The anxiety builds:
Your heart races.
Your stomach clenches.
Your muscles contract.
Your nervous system is out of control. Soon you will be in full-on fight-or-flight mode, and there is nothing you can do about it.
Or is there?
What if you could learn the same technique Navy Seals use to calm the autonomic nervous system? And what if that technique were so simple you could do it anywhere, anytime, without other people even noticing?
Say hello to box breathing.
How Science Promises Box Breathing Can Help You
Box breathing, also called four square breathing, is a science-based variation of deep breathing popularized by Mark Divine, former Navy Seal. Here’s the short version of why it works:
Your autonomic nervous system is divided into two parts: the sympathetic and the parasympathetic. The sympathetic nervous system turns on your fight or flight response. The parasympathetic nervous system turns it off again.
Problem is, the parasympathetic sometimes takes its own sweet time to make that happen. Your goal is to be able to flip the off switch whenever you want, instead of waiting for your body to get around to it. That’s where box breathing comes in.
Inhaling stimulates the sympathetic nervous system. Exhaling stimulates the parasympathetic. Box breathing has you spend more time exhaling/holding your breath, making the calming effects of the parasympathetic system more dominant.
The parasympathetic nervous system is also triggered by higher concentrations of carbon dioxide in your blood. Extra carbon dioxide makes your vagus nerve more effective at calming your body. It triggers a relaxation response. The part of box breathing where you hold your breath trips that switch by building up extra carbon dioxide.
All you have to do is learn the pattern. And its so simple that you can do it in the course of your regular day, and no one else will even realize what you’re up to.
Learn the Ridiculously Simple Breathing Pattern that Creates Calm and Relaxation
Box breathing has four parts: like the four side of a box. You can visualize making your way around the side of a square as you complete the pattern.
Part One: Begin with your lungs empty. Breathe in slowly to a mental count of four, until your lungs are full (You can experiment to find the most comfortable speed of the count for you).
Part Two: Hold your breath to another slow count of four, at the same rate as the first count.
Part Three: Exhale slowly to the count of four.

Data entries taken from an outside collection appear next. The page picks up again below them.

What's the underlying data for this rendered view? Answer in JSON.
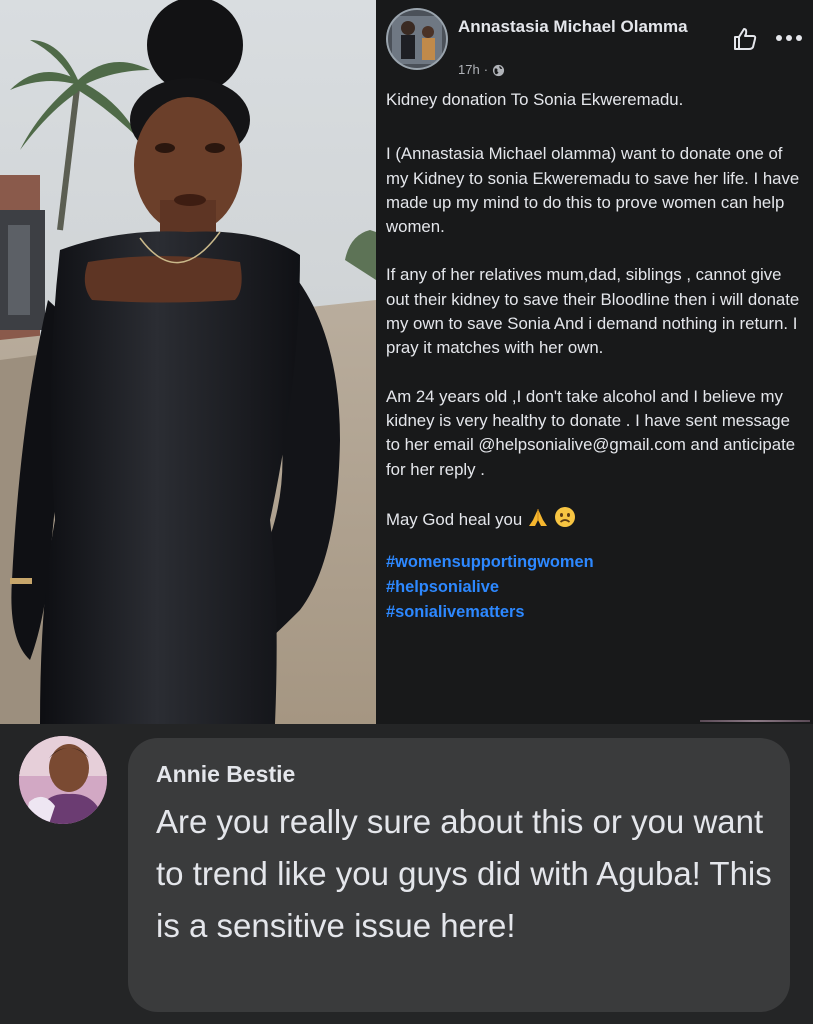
{
  "post": {
    "author_name": "Annastasia Michael Olamma",
    "timestamp": "17h",
    "separator": "·",
    "title": "Kidney donation To Sonia Ekweremadu.",
    "paragraphs": [
      "I (Annastasia Michael olamma) want to donate one of my Kidney to sonia Ekweremadu to save her life. I have made up my mind to do this to prove women can help women.",
      "If any of her relatives mum,dad, siblings , cannot give out their kidney to save their Bloodline then i will donate my own to save Sonia And i demand nothing in return. I pray it matches with her own.",
      "Am 24 years old ,I don't take alcohol and  I believe my kidney is very healthy to donate . I have sent message to her email @helpsonialive@gmail.com and anticipate for her reply ."
    ],
    "closing": "May God heal you",
    "closing_emojis": [
      "pray-emoji",
      "sad-face-emoji"
    ],
    "hashtags": [
      "#womensupportingwomen",
      "#helpsonialive",
      "#sonialivematters"
    ],
    "icons": {
      "like": "thumbs-up-icon",
      "more": "more-options-icon",
      "audience": "globe-icon"
    }
  },
  "comment": {
    "author_name": "Annie Bestie",
    "text": "Are you really sure about this or you want to trend like you guys did with Aguba! This is a sensitive issue here!"
  },
  "colors": {
    "background": "#18191a",
    "comment_background": "#242526",
    "bubble": "#3a3b3c",
    "text": "#e4e6eb",
    "secondary_text": "#b0b3b8",
    "hashtag": "#2d88ff"
  }
}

Part Four: Continue exhaling to another count of four, or if your lungs are already empty, hold your breath.
That’s it! Repeat that pattern until you feel the grounding effects kick in.
Easy Tips to Maximize Your Box Breathing Success
Breathe deeply, so that your stomach and diaphragm expand. Your shoulders shouldn’t be the body part that moves when you breathe.
If you find that you get dizzy, take a break for a few minutes and then resume box breathing. The dizziness usually goes away with practice.
Try box breathing a few minutes every day to keep yourself in practice. Practicing before bed can help you relax and get ready for sleep. Practicing first thing the in morning can help you center and prepare for the day.
When you are headed into a high stress situation, box breathe for 5 minutes first. It can help you feel grounded and prepared for what’s ahead.
How Box Breathing Will Help You in the Long Term
Box breathing is commonly used by law enforcement, military, and medical personnel for quick help in high stress situations. It can help you immediately too. But like other deep breathing techniques, it also has longer term benefits.
Studies say deep breathing exercises can help you feel happier, focus better, and reduces your levels of stress hormones. It can improve mindfulness, which helps with everything from concentration to mood.
Research says deep breathing and the relaxation response it triggers reduce inflammation and improve the way your body manages energy and insulin. It also impacts epigenetics—or which of the dormant genes that could potentially impact your health are actually activated.
So using breathing exercises as part of your daily routine not only helps you manage stress in the moment, it can help you stay healthier overall. And that will reduce your stress well into the future. Cool, right?
A Glimpse of Your Future
The trigger comes.
Maybe it’s a setback at work. Maybe it’s a confrontation with a friend or significant other. Maybe it’s just the hundredth little hassle that day.
You feel your stress levels rising. But instead of letting fight or flight take over, you breathe.
Four counts in. Hold. Four counts out. Hold. As you follow the pattern, you feel your muscles relax. Your stomach unclenches. You come back into your body.
You have learned to work with your own nervous system to reduce stress.